|Subject: Re: Airline food|
Isn't airline food a matter of expectations? In the first place it is difficult to prepare and serve airline food. It has to be prepared cafeteria style and reheated and served in dismal conditions to people who for the most part (Ziners excluded) think that the purchase of an economy ticket entitles them to dinner at the Ritz. I remember flying into Pierre, South Dakota once and seeing a picture of a fellow named Clyde Ice standing next to a Ford Trimotor with a bunch of passengers and a chef. The passengers looked dismal, not a one was smiling. The caption stated "The first meal served on a regularly scheduled airline." We laughed for it appeared that in over 60 years airline food has not improved.
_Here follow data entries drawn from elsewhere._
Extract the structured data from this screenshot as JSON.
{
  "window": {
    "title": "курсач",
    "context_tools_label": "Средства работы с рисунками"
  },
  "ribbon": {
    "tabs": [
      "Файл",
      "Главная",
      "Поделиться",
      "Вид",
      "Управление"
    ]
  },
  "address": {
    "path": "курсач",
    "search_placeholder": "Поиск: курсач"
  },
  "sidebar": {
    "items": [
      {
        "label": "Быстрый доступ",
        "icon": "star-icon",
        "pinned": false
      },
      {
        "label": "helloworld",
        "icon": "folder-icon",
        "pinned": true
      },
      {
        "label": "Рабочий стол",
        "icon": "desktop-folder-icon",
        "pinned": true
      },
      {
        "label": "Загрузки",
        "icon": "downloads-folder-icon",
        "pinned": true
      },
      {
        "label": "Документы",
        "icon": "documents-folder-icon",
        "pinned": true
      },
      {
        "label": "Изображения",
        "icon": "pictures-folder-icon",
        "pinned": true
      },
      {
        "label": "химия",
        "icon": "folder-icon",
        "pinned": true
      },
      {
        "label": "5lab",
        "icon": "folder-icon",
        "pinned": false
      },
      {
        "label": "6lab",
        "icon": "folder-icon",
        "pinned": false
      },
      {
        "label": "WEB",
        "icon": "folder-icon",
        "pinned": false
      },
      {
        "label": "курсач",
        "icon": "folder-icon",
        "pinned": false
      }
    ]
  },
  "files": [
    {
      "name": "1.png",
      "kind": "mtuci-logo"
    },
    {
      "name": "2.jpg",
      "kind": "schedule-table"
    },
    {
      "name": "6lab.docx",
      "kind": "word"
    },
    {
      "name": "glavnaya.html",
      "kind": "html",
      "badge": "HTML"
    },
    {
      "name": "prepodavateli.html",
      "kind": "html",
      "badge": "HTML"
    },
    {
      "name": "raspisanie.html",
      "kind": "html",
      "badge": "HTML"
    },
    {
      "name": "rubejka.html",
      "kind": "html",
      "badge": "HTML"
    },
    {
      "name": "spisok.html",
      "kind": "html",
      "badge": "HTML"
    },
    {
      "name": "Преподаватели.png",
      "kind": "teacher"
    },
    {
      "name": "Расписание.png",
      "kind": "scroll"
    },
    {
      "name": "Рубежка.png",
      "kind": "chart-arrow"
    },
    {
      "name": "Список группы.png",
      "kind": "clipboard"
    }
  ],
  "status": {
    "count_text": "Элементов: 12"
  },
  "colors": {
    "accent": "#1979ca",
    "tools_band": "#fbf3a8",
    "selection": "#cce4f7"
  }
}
Actually, I think airline food has dramatically improved (on the long haul flights). It still is not the best, but it is far superior to what it used to be. I still stick to the chicken for it is hard to ruin it. If you don't like it, you can always decline it. Far more important, however, is that airline food is still fodder for wonderful stories you can tell to your neighbors, bore your associates and regale victims at cocktail parties.
Tom in Carlisle packing for Europe.